Author highlights local women who built this city
By Jessica Laskey
The future may be female, but author Christine Hunter is here to remind us so was the past.
Hunter’s new book, “We Can Do This! Sacramento’s Trailblazing Political Women and the Community They Shaped,” released last year, profiles dozens of women who led Sacramento from the 1970s into the 2000s.
The names are locally renowned: Anne Rudin, the city’s first elected female mayor; Kim Mueller, former City Council member and now a federal judge; and Lauren Hammond, the first Black woman elected to the City Council.
Proceeds from the book’s sales benefit the Anne Rudin Scholarship Fund administered by the League of Women Voters of Sacramento. The fund helps young women pursue higher education in public administration and public policy.
“I’d like to inspire younger women to see the possibilities in a positive light for being active in government,” says Hunter, a trailblazer in community relations. “I want these young women to see whose shoulders we stand on and what they had to overcome—impediments to freedom in the ’50s, ’60s and ’70s like not being allowed to have credit on their own, having to co-sign contracts with a man and endless other ways women were disappeared.”
In a series of interviews, Hunter examines what these local women went through to gain footholds—sometimes literally. The cover, painted by Hunter’s great-granddaughter Jasmine Moffett from a photo in the book, depicts Mueller holding a pair of shoes with holes in the soles from countless miles walked during her 1987 City Council campaign.
Hunter traveled countless miles, literally and figuratively, to create her book.

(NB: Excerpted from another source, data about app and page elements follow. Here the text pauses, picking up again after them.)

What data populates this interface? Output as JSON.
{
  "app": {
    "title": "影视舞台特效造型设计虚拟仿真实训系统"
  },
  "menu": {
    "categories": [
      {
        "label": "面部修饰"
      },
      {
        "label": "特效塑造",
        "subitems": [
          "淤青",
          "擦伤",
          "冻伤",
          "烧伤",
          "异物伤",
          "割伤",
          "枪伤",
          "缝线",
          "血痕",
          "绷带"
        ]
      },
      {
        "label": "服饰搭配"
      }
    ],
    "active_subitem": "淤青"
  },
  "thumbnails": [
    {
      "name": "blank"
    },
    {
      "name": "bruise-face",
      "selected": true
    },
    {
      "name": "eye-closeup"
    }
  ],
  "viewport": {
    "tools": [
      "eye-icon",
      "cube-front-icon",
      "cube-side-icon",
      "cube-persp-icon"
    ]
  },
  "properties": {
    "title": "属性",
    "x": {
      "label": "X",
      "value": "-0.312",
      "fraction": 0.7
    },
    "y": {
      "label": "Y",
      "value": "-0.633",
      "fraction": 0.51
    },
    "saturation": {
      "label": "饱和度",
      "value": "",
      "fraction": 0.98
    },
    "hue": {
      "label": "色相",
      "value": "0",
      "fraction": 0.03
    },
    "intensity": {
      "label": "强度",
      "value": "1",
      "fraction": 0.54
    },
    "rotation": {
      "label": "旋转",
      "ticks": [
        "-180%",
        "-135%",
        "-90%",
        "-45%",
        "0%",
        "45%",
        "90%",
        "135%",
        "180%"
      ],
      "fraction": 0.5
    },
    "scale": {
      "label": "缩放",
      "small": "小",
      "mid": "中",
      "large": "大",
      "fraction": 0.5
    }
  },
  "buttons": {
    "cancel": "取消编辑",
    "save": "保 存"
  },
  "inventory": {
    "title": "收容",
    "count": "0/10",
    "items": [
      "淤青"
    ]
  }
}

The Yuba City native was exposed to politics early when her mother served as president of the League of Women Voters in the late 1950s.
A shy, artistic girl, Hunter attended California College of Arts and Crafts and earned her master’s in printmaking at Sacramento State. Her dream was to be a college art instructor, but when Proposition 13 passed in 1978 and stripped schools of arts funds, she fought an uphill battle to remain employed.
While her white male counterparts landed full-time teaching positions, she struggled to string part-time jobs together.
She was “hurt and disappointed,” but Hunter threw her energy into the newly founded Environmental Council of Sacramento. She found her voice as a volunteer lobbyist and spokesperson for the group and was appointed to the Sacramento Planning Commission, which launched her new career.
While on the commission and later as a consultant, she worked to bring Sacramento’s 18-mile light rail starter line into existence.
In what Hunter calls “the heyday” of the late 1970s and early 1980s, she met many fascinating women through her involvement with organizations such as the economic council, American Association of University Women and American Lung Association.
When some of these older intrepid female leaders began to die, Hunter realized something had to be done to preserve their stories.
“There’s not much ink given to women in terms of writing history,” the Arden Arcade resident says. “I wanted to do it.”
Next came a five-year process of interviews, writing and research to capture the stories of Rudin, Lynn Robie, Illa Collin and others, including former mayor Heather Fargo, who wrote the last chapter.
“Having Heather write the final chapter helped it come full circle,” Hunter says. “It communicates to younger women considering being active in local government, ‘Here are resources. Get on planning commissions, local planning boards and committees and work your way up and see if you’re suited for this.’”
To make the book accessible, Hunter has arranged to have copies available through the Sacramento Public Library, Los Rios Community College District and Sacramento County Office of Education, which placed 60 copies in local high school libraries for the next generation of trailblazing women to savor.
For more information, visit wecandothissacramento.com.
Jessica Laskey can be reached at firstname.lastname@example.org. Follow us on Facebook, Twitter and Instagram: @insidesacramento.